* _Assignment_
Each line of the data holding "name" should be found and copied.

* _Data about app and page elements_
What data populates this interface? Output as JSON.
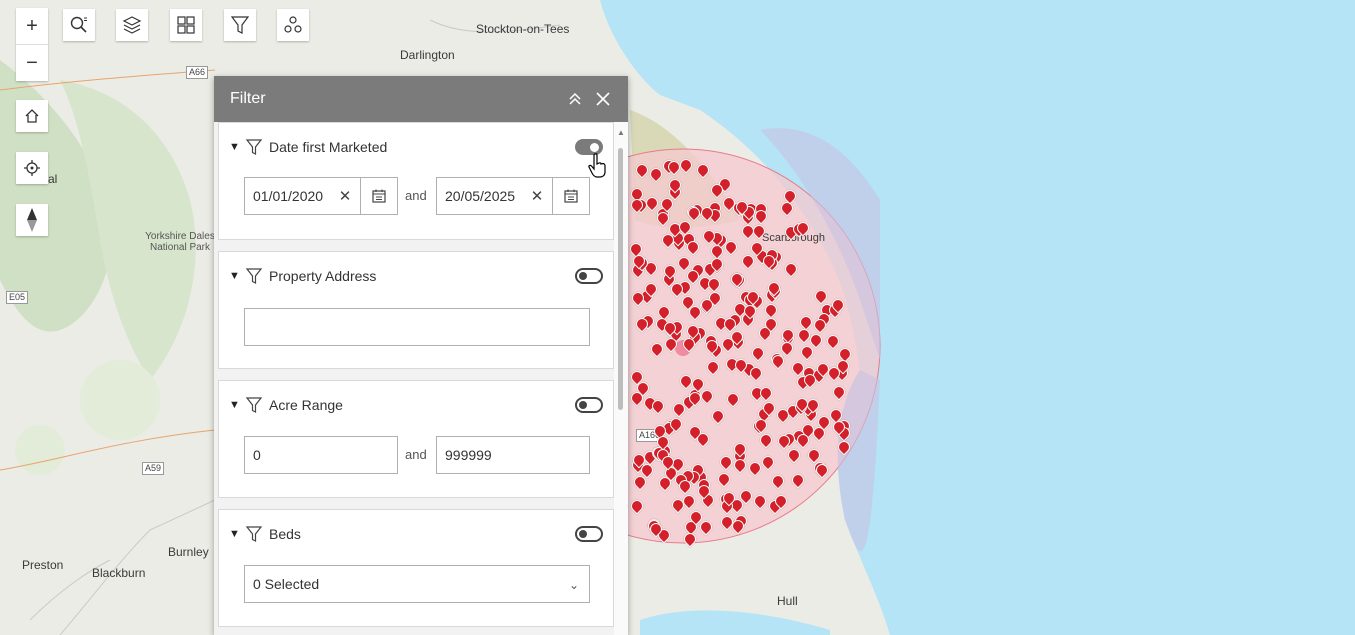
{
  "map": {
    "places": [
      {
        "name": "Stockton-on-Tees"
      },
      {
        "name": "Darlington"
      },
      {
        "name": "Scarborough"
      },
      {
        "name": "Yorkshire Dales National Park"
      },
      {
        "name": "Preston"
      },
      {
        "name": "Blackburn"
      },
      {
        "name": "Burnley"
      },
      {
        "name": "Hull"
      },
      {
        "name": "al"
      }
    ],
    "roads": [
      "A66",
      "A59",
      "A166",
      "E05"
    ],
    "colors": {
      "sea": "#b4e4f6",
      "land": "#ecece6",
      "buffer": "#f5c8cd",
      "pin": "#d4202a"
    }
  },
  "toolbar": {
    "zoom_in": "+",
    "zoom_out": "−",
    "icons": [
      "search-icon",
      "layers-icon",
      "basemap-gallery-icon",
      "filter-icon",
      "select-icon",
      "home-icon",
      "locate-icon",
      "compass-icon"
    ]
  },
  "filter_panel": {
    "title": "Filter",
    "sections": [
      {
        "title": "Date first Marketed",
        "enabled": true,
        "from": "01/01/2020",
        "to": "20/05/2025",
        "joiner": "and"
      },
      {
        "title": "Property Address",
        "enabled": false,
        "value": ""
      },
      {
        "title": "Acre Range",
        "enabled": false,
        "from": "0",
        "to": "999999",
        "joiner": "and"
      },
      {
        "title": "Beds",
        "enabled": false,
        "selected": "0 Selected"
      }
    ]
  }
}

* _Solution_
        "name": "Stockton-on-Tees"
        "name": "Darlington"
        "name": "Scarborough"
        "name": "Yorkshire Dales National Park"
        "name": "Preston"
        "name": "Blackburn"
        "name": "Burnley"
        "name": "Hull"
        "name": "al"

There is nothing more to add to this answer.